First, let's create two small disk image files
my-ext4 and format them in
ext4 respectively, so that we can test and see the differences:
truncate -s 10M my-ext3 mkfs.ext3 my-ext3 truncate -s 10M my-ext4 mkfs.ext4 my-ext4
Now the easiest way to check what they are is the
$ file my-ext* my-ext3: Linux rev 1.0 ext3 filesystem data, UUID=7ba99eb3-57c0-4d81-a2e7-529fdee64cbb (large files) my-ext4: Linux rev 1.0 ext4 filesystem data, UUID=2308e0f8-443e-4164-b5ee-4810e9def008 (extents) (large files) (huge files)
As you can see, it correctly identifies each file system type.
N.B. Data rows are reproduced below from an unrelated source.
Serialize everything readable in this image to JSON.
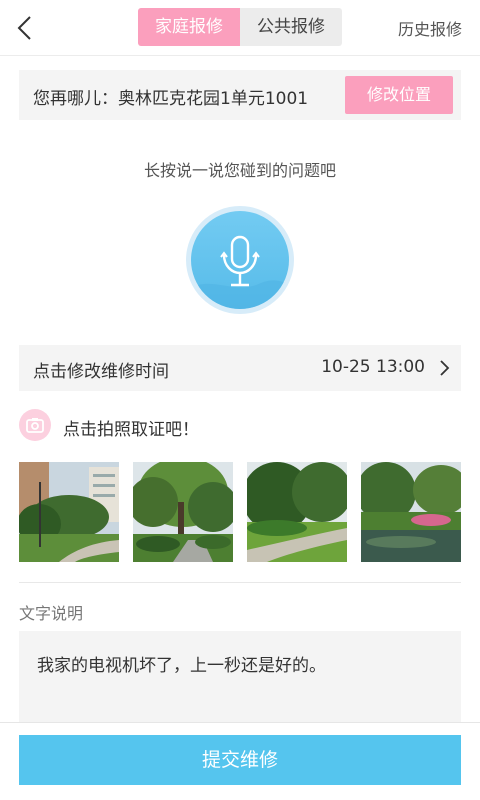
{
  "header": {
    "back_icon": "chevron-left-icon",
    "tabs": [
      {
        "label": "家庭报修",
        "active": true
      },
      {
        "label": "公共报修",
        "active": false
      }
    ],
    "history_label": "历史报修",
    "accent_color": "#fb9fbd"
  },
  "location": {
    "label": "您再哪儿：奥林匹克花园1单元1001",
    "change_button": "修改位置"
  },
  "voice": {
    "hint": "长按说一说您碰到的问题吧",
    "icon": "microphone-icon",
    "color": "#56bbe9"
  },
  "repair_time": {
    "label": "点击修改维修时间",
    "value": "10-25 13:00",
    "icon": "chevron-right-icon"
  },
  "photo": {
    "label": "点击拍照取证吧！",
    "icon": "camera-icon",
    "thumbnails": [
      {
        "name": "garden-photo-1"
      },
      {
        "name": "garden-photo-2"
      },
      {
        "name": "garden-photo-3"
      },
      {
        "name": "garden-photo-4"
      }
    ]
  },
  "description": {
    "label": "文字说明",
    "value": "我家的电视机坏了，上一秒还是好的。"
  },
  "submit": {
    "label": "提交维修",
    "color": "#55c5ee"
  }
}
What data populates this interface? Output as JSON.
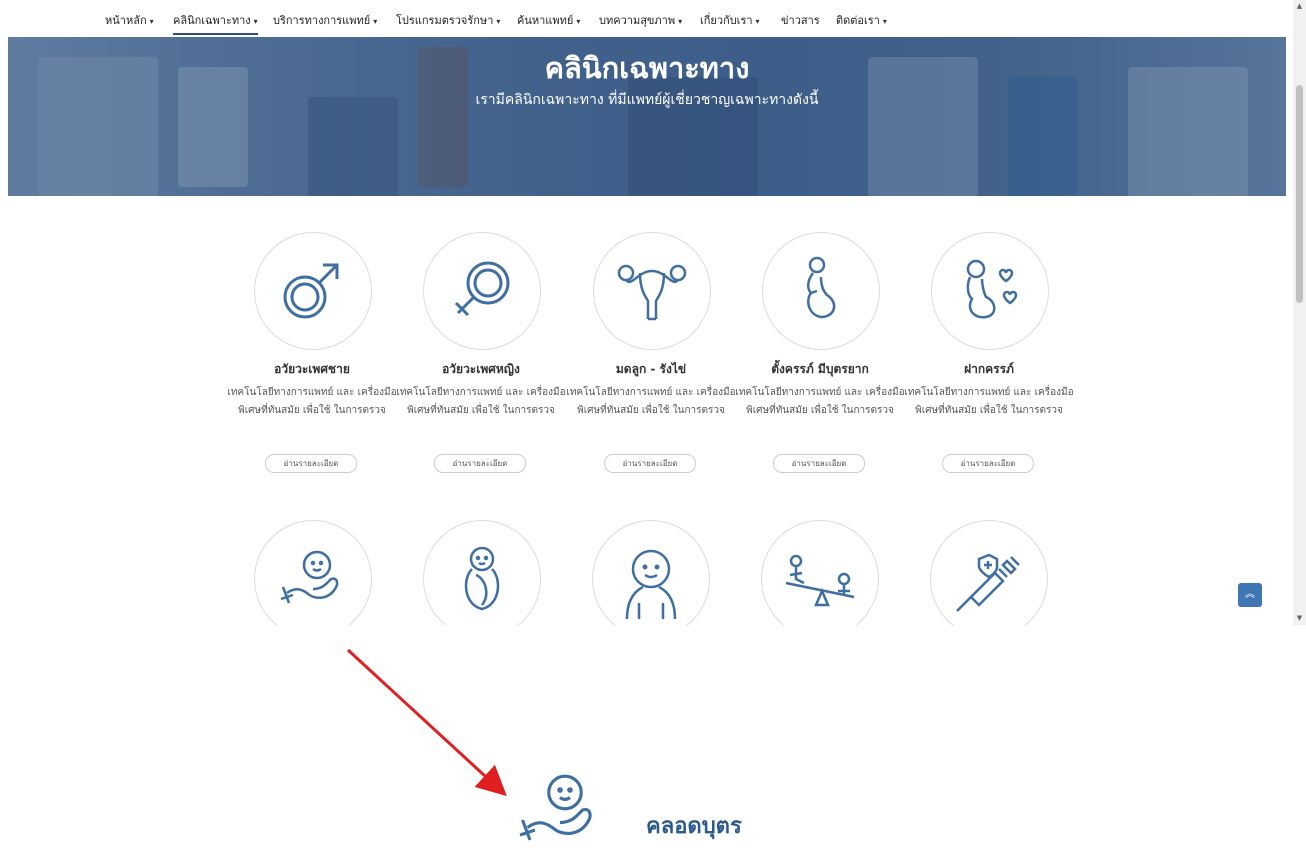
{
  "nav": {
    "items": [
      {
        "label": "หน้าหลัก",
        "chevron": true
      },
      {
        "label": "คลินิกเฉพาะทาง",
        "chevron": true
      },
      {
        "label": "บริการทางการแพทย์",
        "chevron": true
      },
      {
        "label": "โปรแกรมตรวจรักษา",
        "chevron": true
      },
      {
        "label": "ค้นหาแพทย์",
        "chevron": true
      },
      {
        "label": "บทความสุขภาพ",
        "chevron": true
      },
      {
        "label": "เกี่ยวกับเรา",
        "chevron": true
      },
      {
        "label": "ข่าวสาร",
        "chevron": false
      },
      {
        "label": "ติดต่อเรา",
        "chevron": true
      }
    ],
    "active_index": 1
  },
  "hero": {
    "title": "คลินิกเฉพาะทาง",
    "subtitle": "เรามีคลินิกเฉพาะทาง ที่มีแพทย์ผู้เชี่ยวชาญเฉพาะทางดังนี้"
  },
  "cards_row1": [
    {
      "title": "อวัยวะเพศชาย",
      "desc": "เทคโนโลยีทางการแพทย์ และ เครื่องมือพิเศษที่ทันสมัย เพื่อใช้ ในการตรวจ",
      "button": "อ่านรายละเอียด",
      "icon": "male-symbol-icon"
    },
    {
      "title": "อวัยวะเพศหญิง",
      "desc": "เทคโนโลยีทางการแพทย์ และ เครื่องมือพิเศษที่ทันสมัย เพื่อใช้ ในการตรวจ",
      "button": "อ่านรายละเอียด",
      "icon": "female-symbol-icon"
    },
    {
      "title": "มดลูก - รังไข่",
      "desc": "เทคโนโลยีทางการแพทย์ และ เครื่องมือพิเศษที่ทันสมัย เพื่อใช้ ในการตรวจ",
      "button": "อ่านรายละเอียด",
      "icon": "uterus-icon"
    },
    {
      "title": "ตั้งครรภ์ มีบุตรยาก",
      "desc": "เทคโนโลยีทางการแพทย์ และ เครื่องมือพิเศษที่ทันสมัย เพื่อใช้ ในการตรวจ",
      "button": "อ่านรายละเอียด",
      "icon": "pregnant-woman-icon"
    },
    {
      "title": "ฝากครรภ์",
      "desc": "เทคโนโลยีทางการแพทย์ และ เครื่องมือพิเศษที่ทันสมัย เพื่อใช้ ในการตรวจ",
      "button": "อ่านรายละเอียด",
      "icon": "pregnant-heart-icon"
    }
  ],
  "cards_row2": [
    {
      "icon": "baby-in-hand-icon"
    },
    {
      "icon": "swaddled-baby-icon"
    },
    {
      "icon": "child-face-icon"
    },
    {
      "icon": "seesaw-icon"
    },
    {
      "icon": "vaccine-syringe-icon"
    }
  ],
  "zoom_callout": {
    "label": "คลอดบุตร",
    "icon": "baby-in-hand-icon"
  },
  "colors": {
    "accent": "#2d5a8c",
    "icon_stroke": "#3f6ea0",
    "arrow": "#e02020",
    "to_top": "#3f76b4"
  },
  "to_top_icon": "double-chevron-up-icon"
}
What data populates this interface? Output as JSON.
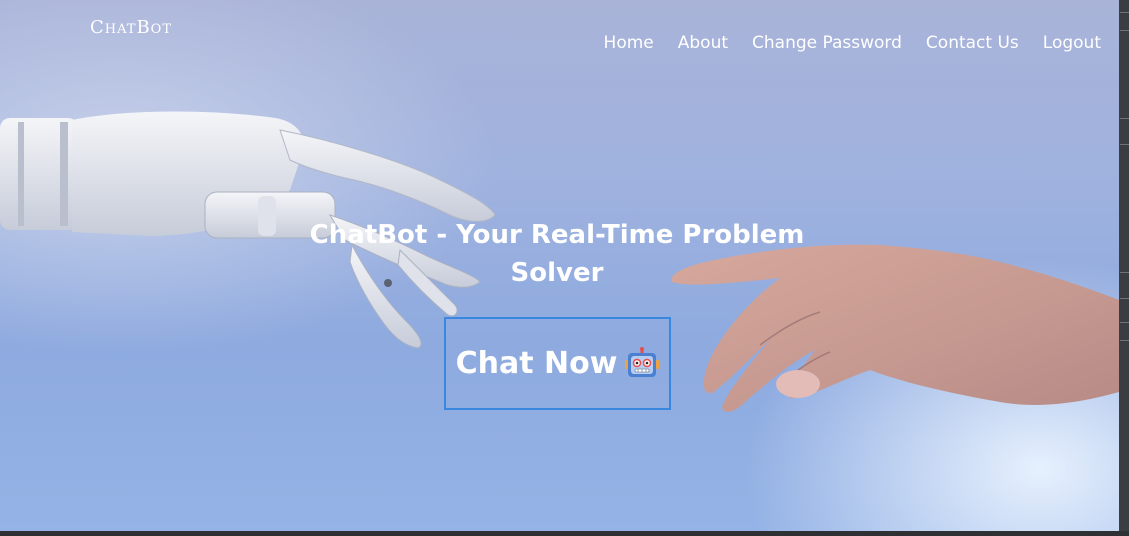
{
  "brand": "ChatBot",
  "nav": {
    "items": [
      "Home",
      "About",
      "Change Password",
      "Contact Us",
      "Logout"
    ]
  },
  "hero": {
    "title": "ChatBot - Your Real-Time Problem Solver",
    "cta_label": "Chat Now",
    "cta_icon": "robot-face-icon"
  },
  "colors": {
    "accent_border": "#3a87e0",
    "text": "#ffffff"
  }
}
You can also examine the file systems with
fsck, by mounting them or using some partitioning tools.
However, as @Rinzwind pointed out in his comment, all
ext4 file systems are basically the same, except that the higher revisions support more file system features. Those do not directly tell you whether it is
ext4, but you can check since which file system version each feature is available. If you find any
ext4-only features, it must be
ext4. Let's have a look at them.
The command to examine the file system is
dumpe2fs. We are only interested in the superblock data, so we add the
-h option, otherwise it will flood the console with tons of inode information as well. For us, only their "Filesystem features" are interesting, so let's use
grep to filter that out:
$ dumpe2fs -h my-ext3 |& grep "^Filesystem features:" Filesystem features: has_journal ext_attr resize_inode dir_index filetype sparse_super large_file $ dumpe2fs -h my-ext4 |& grep "^Filesystem features:" Filesystem features: has_journal ext_attr resize_inode dir_index filetype extent flex_bg sparse_super large_file huge_file uninit_bg dir_nlink extra_isize
Now we have two lists of file system features and can check each of them to find out which is the lowest
ext? file system revision that supports each feature. We can have a look at
man ext4 for that, it contains a list with all
ext4 file system features, their description and since when they are supported.
I made a little list for you and ordered the features by the first
ext? revision that supports them. All features from older revisions are supported in newer revisions as well:
There are more features described in
man ext4, but without information about which file system revisions support them:
Probably they are all present since
ext2, but I'm not 100% sure. Please leave a comment if you know more about hem.